(WHAT THIS TASK INVOLVES)
Every entry needs to be repeated exactly, with nothing left out.

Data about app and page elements

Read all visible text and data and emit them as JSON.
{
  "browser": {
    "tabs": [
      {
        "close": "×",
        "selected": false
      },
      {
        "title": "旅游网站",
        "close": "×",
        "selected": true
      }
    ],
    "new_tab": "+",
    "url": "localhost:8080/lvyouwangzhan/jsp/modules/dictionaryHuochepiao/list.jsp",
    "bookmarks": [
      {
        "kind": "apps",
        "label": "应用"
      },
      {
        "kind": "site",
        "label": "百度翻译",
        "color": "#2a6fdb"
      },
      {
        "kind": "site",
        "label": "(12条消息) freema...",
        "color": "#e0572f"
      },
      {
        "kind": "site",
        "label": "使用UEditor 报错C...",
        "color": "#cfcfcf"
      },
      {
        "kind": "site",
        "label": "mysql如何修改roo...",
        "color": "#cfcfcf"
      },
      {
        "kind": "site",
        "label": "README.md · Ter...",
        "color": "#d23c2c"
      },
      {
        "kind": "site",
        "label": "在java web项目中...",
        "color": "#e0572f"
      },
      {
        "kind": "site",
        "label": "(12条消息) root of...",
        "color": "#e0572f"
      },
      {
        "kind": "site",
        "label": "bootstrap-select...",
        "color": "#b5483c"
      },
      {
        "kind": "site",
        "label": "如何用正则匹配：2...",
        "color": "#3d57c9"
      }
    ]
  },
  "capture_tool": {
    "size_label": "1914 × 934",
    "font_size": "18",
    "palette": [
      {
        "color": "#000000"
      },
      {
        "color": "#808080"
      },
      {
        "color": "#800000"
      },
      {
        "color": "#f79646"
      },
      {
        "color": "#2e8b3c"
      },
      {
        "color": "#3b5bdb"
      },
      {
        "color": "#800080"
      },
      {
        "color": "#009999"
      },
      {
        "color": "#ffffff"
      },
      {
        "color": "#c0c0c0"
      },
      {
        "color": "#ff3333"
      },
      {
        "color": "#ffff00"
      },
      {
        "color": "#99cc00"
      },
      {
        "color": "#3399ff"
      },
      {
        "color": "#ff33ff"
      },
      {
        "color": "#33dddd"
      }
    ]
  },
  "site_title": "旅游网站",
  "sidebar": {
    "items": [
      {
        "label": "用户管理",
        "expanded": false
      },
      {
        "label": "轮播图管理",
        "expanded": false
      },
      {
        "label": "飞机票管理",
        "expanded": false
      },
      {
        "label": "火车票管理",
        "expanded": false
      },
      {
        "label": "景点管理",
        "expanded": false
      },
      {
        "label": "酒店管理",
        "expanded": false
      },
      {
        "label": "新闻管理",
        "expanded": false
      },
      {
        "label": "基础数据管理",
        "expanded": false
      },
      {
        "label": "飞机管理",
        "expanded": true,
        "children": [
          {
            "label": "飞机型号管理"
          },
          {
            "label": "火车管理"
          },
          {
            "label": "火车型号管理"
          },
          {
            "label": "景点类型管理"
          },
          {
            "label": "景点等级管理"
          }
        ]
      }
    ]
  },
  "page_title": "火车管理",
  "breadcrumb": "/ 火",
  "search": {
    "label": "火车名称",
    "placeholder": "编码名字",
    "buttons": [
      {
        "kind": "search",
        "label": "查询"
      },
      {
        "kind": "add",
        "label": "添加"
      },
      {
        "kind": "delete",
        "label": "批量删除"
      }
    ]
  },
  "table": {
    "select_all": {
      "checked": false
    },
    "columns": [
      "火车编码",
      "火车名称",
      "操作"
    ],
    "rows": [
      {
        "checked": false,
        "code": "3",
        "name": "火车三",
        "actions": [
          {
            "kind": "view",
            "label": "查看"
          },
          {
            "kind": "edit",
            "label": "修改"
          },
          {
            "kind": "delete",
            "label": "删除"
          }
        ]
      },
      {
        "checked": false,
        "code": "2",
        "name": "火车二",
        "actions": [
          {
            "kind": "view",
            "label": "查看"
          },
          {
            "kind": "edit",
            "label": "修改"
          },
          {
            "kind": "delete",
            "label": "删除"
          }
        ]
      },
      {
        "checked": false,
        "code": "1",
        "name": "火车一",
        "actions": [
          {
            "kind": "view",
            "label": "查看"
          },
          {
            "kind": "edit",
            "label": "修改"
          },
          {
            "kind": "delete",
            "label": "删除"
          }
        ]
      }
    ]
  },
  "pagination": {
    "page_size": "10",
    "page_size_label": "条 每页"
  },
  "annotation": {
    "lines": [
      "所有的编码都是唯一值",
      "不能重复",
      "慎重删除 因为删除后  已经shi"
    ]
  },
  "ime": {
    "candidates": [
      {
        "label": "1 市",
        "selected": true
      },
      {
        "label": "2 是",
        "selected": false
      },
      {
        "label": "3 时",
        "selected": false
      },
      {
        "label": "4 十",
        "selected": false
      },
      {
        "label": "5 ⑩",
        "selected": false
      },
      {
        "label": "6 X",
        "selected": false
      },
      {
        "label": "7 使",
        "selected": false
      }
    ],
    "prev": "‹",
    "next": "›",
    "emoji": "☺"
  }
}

(RESULT BELOW)
Read all visible text and data and emit them as JSON.
{
  "browser": {
    "tabs": [
      {
        "close": "×",
        "selected": false
      },
      {
        "title": "旅游网站",
        "close": "×",
        "selected": true
      }
    ],
    "new_tab": "+",
    "url": "localhost:8080/lvyouwangzhan/jsp/modules/dictionaryHuochepiao/list.jsp",
    "bookmarks": [
      {
        "kind": "apps",
        "label": "应用"
      },
      {
        "kind": "site",
        "label": "百度翻译",
        "color": "#2a6fdb"
      },
      {
        "kind": "site",
        "label": "(12条消息) freema...",
        "color": "#e0572f"
      },
      {
        "kind": "site",
        "label": "使用UEditor 报错C...",
        "color": "#cfcfcf"
      },
      {
        "kind": "site",
        "label": "mysql如何修改roo...",
        "color": "#cfcfcf"
      },
      {
        "kind": "site",
        "label": "README.md · Ter...",
        "color": "#d23c2c"
      },
      {
        "kind": "site",
        "label": "在java web项目中...",
        "color": "#e0572f"
      },
      {
        "kind": "site",
        "label": "(12条消息) root of...",
        "color": "#e0572f"
      },
      {
        "kind": "site",
        "label": "bootstrap-select...",
        "color": "#b5483c"
      },
      {
        "kind": "site",
        "label": "如何用正则匹配：2...",
        "color": "#3d57c9"
      }
    ]
  },
  "capture_tool": {
    "size_label": "1914 × 934",
    "font_size": "18",
    "palette": [
      {
        "color": "#000000"
      },
      {
        "color": "#808080"
      },
      {
        "color": "#800000"
      },
      {
        "color": "#f79646"
      },
      {
        "color": "#2e8b3c"
      },
      {
        "color": "#3b5bdb"
      },
      {
        "color": "#800080"
      },
      {
        "color": "#009999"
      },
      {
        "color": "#ffffff"
      },
      {
        "color": "#c0c0c0"
      },
      {
        "color": "#ff3333"
      },
      {
        "color": "#ffff00"
      },
      {
        "color": "#99cc00"
      },
      {
        "color": "#3399ff"
      },
      {
        "color": "#ff33ff"
      },
      {
        "color": "#33dddd"
      }
    ]
  },
  "site_title": "旅游网站",
  "sidebar": {
    "items": [
      {
        "label": "用户管理",
        "expanded": false
      },
      {
        "label": "轮播图管理",
        "expanded": false
      },
      {
        "label": "飞机票管理",
        "expanded": false
      },
      {
        "label": "火车票管理",
        "expanded": false
      },
      {
        "label": "景点管理",
        "expanded": false
      },
      {
        "label": "酒店管理",
        "expanded": false
      },
      {
        "label": "新闻管理",
        "expanded": false
      },
      {
        "label": "基础数据管理",
        "expanded": false
      },
      {
        "label": "飞机管理",
        "expanded": true,
        "children": [
          {
            "label": "飞机型号管理"
          },
          {
            "label": "火车管理"
          },
          {
            "label": "火车型号管理"
          },
          {
            "label": "景点类型管理"
          },
          {
            "label": "景点等级管理"
          }
        ]
      }
    ]
  },
  "page_title": "火车管理",
  "breadcrumb": "/ 火",
  "search": {
    "label": "火车名称",
    "placeholder": "编码名字",
    "buttons": [
      {
        "kind": "search",
        "label": "查询"
      },
      {
        "kind": "add",
        "label": "添加"
      },
      {
        "kind": "delete",
        "label": "批量删除"
      }
    ]
  },
  "table": {
    "select_all": {
      "checked": false
    },
    "columns": [
      "火车编码",
      "火车名称",
      "操作"
    ],
    "rows": [
      {
        "checked": false,
        "code": "3",
        "name": "火车三",
        "actions": [
          {
            "kind": "view",
            "label": "查看"
          },
          {
            "kind": "edit",
            "label": "修改"
          },
          {
            "kind": "delete",
            "label": "删除"
          }
        ]
      },
      {
        "checked": false,
        "code": "2",
        "name": "火车二",
        "actions": [
          {
            "kind": "view",
            "label": "查看"
          },
          {
            "kind": "edit",
            "label": "修改"
          },
          {
            "kind": "delete",
            "label": "删除"
          }
        ]
      },
      {
        "checked": false,
        "code": "1",
        "name": "火车一",
        "actions": [
          {
            "kind": "view",
            "label": "查看"
          },
          {
            "kind": "edit",
            "label": "修改"
          },
          {
            "kind": "delete",
            "label": "删除"
          }
        ]
      }
    ]
  },
  "pagination": {
    "page_size": "10",
    "page_size_label": "条 每页"
  },
  "annotation": {
    "lines": [
      "所有的编码都是唯一值",
      "不能重复",
      "慎重删除 因为删除后  已经shi"
    ]
  },
  "ime": {
    "candidates": [
      {
        "label": "1 市",
        "selected": true
      },
      {
        "label": "2 是",
        "selected": false
      },
      {
        "label": "3 时",
        "selected": false
      },
      {
        "label": "4 十",
        "selected": false
      },
      {
        "label": "5 ⑩",
        "selected": false
      },
      {
        "label": "6 X",
        "selected": false
      },
      {
        "label": "7 使",
        "selected": false
      }
    ],
    "prev": "‹",
    "next": "›",
    "emoji": "☺"
  }
}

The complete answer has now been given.